** SOURCE DATA follows **

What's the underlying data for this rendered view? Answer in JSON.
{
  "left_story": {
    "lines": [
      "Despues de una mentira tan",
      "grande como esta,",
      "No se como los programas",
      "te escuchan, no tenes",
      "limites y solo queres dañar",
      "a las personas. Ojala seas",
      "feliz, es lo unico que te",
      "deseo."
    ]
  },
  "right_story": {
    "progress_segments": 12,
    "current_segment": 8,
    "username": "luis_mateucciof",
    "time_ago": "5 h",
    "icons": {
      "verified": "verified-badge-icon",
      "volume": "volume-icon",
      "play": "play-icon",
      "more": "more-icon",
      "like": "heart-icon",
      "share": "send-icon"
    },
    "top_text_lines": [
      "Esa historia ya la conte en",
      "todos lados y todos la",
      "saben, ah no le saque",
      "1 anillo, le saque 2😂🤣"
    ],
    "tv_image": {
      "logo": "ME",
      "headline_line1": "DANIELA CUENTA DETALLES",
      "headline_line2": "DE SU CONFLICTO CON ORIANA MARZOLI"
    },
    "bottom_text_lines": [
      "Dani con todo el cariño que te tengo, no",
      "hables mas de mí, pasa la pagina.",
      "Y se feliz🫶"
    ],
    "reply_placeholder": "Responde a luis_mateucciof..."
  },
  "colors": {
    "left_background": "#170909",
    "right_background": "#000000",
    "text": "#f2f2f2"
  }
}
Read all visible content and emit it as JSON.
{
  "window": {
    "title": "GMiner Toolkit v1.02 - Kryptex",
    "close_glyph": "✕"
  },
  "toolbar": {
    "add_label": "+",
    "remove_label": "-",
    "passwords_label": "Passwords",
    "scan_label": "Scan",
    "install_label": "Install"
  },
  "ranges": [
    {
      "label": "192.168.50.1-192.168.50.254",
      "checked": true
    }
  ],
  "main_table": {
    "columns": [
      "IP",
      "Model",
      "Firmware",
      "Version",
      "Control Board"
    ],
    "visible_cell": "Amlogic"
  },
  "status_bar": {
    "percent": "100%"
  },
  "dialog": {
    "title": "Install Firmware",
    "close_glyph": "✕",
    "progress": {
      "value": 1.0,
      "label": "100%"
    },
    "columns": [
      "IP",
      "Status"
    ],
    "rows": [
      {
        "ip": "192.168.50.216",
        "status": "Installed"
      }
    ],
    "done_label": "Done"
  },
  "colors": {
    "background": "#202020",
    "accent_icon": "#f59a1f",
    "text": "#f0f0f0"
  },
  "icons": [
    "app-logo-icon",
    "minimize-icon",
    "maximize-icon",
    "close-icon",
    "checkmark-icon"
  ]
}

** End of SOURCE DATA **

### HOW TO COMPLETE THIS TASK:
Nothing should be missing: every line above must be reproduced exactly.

### RESULT OF THIS EXERCISE:
What's the underlying data for this rendered view? Answer in JSON.
{
  "left_story": {
    "lines": [
      "Despues de una mentira tan",
      "grande como esta,",
      "No se como los programas",
      "te escuchan, no tenes",
      "limites y solo queres dañar",
      "a las personas. Ojala seas",
      "feliz, es lo unico que te",
      "deseo."
    ]
  },
  "right_story": {
    "progress_segments": 12,
    "current_segment": 8,
    "username": "luis_mateucciof",
    "time_ago": "5 h",
    "icons": {
      "verified": "verified-badge-icon",
      "volume": "volume-icon",
      "play": "play-icon",
      "more": "more-icon",
      "like": "heart-icon",
      "share": "send-icon"
    },
    "top_text_lines": [
      "Esa historia ya la conte en",
      "todos lados y todos la",
      "saben, ah no le saque",
      "1 anillo, le saque 2😂🤣"
    ],
    "tv_image": {
      "logo": "ME",
      "headline_line1": "DANIELA CUENTA DETALLES",
      "headline_line2": "DE SU CONFLICTO CON ORIANA MARZOLI"
    },
    "bottom_text_lines": [
      "Dani con todo el cariño que te tengo, no",
      "hables mas de mí, pasa la pagina.",
      "Y se feliz🫶"
    ],
    "reply_placeholder": "Responde a luis_mateucciof..."
  },
  "colors": {
    "left_background": "#170909",
    "right_background": "#000000",
    "text": "#f2f2f2"
  }
}
Read all visible content and emit it as JSON.
{
  "window": {
    "title": "GMiner Toolkit v1.02 - Kryptex",
    "close_glyph": "✕"
  },
  "toolbar": {
    "add_label": "+",
    "remove_label": "-",
    "passwords_label": "Passwords",
    "scan_label": "Scan",
    "install_label": "Install"
  },
  "ranges": [
    {
      "label": "192.168.50.1-192.168.50.254",
      "checked": true
    }
  ],
  "main_table": {
    "columns": [
      "IP",
      "Model",
      "Firmware",
      "Version",
      "Control Board"
    ],
    "visible_cell": "Amlogic"
  },
  "status_bar": {
    "percent": "100%"
  },
  "dialog": {
    "title": "Install Firmware",
    "close_glyph": "✕",
    "progress": {
      "value": 1.0,
      "label": "100%"
    },
    "columns": [
      "IP",
      "Status"
    ],
    "rows": [
      {
        "ip": "192.168.50.216",
        "status": "Installed"
      }
    ],
    "done_label": "Done"
  },
  "colors": {
    "background": "#202020",
    "accent_icon": "#f59a1f",
    "text": "#f0f0f0"
  },
  "icons": [
    "app-logo-icon",
    "minimize-icon",
    "maximize-icon",
    "close-icon",
    "checkmark-icon"
  ]
}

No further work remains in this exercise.